Ray Hutchison, professor of sociology and Urban and Regional Studies, has added several other activities to his upcoming appearance at the Forum of the Future in Portugal, where he will appear along with Nobel Prize and Pritzker Prize winning scientists and architects. The new events include the keynote address to the European Sociological Association on The Racialization of Urban Space at their annual conference, to be held in Lisbon Nov. 17-19. Hutchison will also speak at a graduate workshop at the University of Lisbon and to a faculty symposium at the University of Porto later that week.
Sue Mattison, dean of the College of Professional Studies, sought applications from CPS faculty and academic staff for summer fellowships that she hopes will assist and support research and grant applications. The following faculty members and projects were recently named to receive awards:
• Christin DePouw, assistant professor of Education, “Role of Critical Race Consciousness in Strengthening Students’ of Color Academic and Cultural Identities.”
• Pao Lor, associate professor of Education, and Ray Hutchison, professor of Urban and Regional Studies, “Academic Profile of Hmong-American Students’ Matriculation, Retention, and Graduation at UW-Green Bay.”

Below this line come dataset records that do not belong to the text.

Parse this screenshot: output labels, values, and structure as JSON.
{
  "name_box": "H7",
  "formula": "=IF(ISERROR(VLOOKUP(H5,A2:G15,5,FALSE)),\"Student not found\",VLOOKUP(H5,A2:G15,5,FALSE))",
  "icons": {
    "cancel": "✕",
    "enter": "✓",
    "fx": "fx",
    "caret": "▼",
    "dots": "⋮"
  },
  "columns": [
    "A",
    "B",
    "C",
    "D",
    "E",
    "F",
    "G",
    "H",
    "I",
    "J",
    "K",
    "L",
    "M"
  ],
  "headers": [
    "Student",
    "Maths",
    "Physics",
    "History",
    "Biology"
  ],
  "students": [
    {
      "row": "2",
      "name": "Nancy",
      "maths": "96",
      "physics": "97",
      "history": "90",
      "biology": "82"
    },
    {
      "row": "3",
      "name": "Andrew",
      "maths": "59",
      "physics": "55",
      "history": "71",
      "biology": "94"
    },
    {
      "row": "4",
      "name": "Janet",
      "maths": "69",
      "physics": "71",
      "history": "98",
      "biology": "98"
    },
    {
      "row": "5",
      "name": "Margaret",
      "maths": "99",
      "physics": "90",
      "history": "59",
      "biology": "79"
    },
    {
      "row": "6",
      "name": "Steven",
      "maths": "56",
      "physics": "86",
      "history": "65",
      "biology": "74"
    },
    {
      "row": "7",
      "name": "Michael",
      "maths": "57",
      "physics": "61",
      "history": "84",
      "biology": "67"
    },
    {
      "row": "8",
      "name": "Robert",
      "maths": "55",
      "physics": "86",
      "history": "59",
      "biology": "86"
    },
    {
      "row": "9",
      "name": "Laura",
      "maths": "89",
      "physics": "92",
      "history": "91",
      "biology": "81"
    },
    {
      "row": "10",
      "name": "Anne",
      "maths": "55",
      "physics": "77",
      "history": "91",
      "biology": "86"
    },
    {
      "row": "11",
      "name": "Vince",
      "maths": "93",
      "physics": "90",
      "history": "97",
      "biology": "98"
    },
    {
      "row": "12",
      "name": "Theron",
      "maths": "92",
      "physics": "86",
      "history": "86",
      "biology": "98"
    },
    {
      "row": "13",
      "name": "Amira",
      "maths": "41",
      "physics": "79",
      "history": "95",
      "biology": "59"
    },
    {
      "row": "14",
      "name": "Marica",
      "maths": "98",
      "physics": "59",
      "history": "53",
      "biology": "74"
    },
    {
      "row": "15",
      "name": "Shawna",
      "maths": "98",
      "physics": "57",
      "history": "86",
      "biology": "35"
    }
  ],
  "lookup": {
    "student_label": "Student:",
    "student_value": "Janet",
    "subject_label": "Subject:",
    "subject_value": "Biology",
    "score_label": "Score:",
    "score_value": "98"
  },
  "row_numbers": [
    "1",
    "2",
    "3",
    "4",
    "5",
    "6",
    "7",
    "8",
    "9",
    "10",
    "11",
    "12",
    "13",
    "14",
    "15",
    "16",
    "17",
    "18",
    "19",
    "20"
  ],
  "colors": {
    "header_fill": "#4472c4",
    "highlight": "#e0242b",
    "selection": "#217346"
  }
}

• Mary Gichobi, assistant professor, and Scott Ashmann, associate professor, both of Education, “What Influence Does Regularly Using Einstein Project Materials Have on State Standardized Fourth and Eighth Grade Science Test Scores?”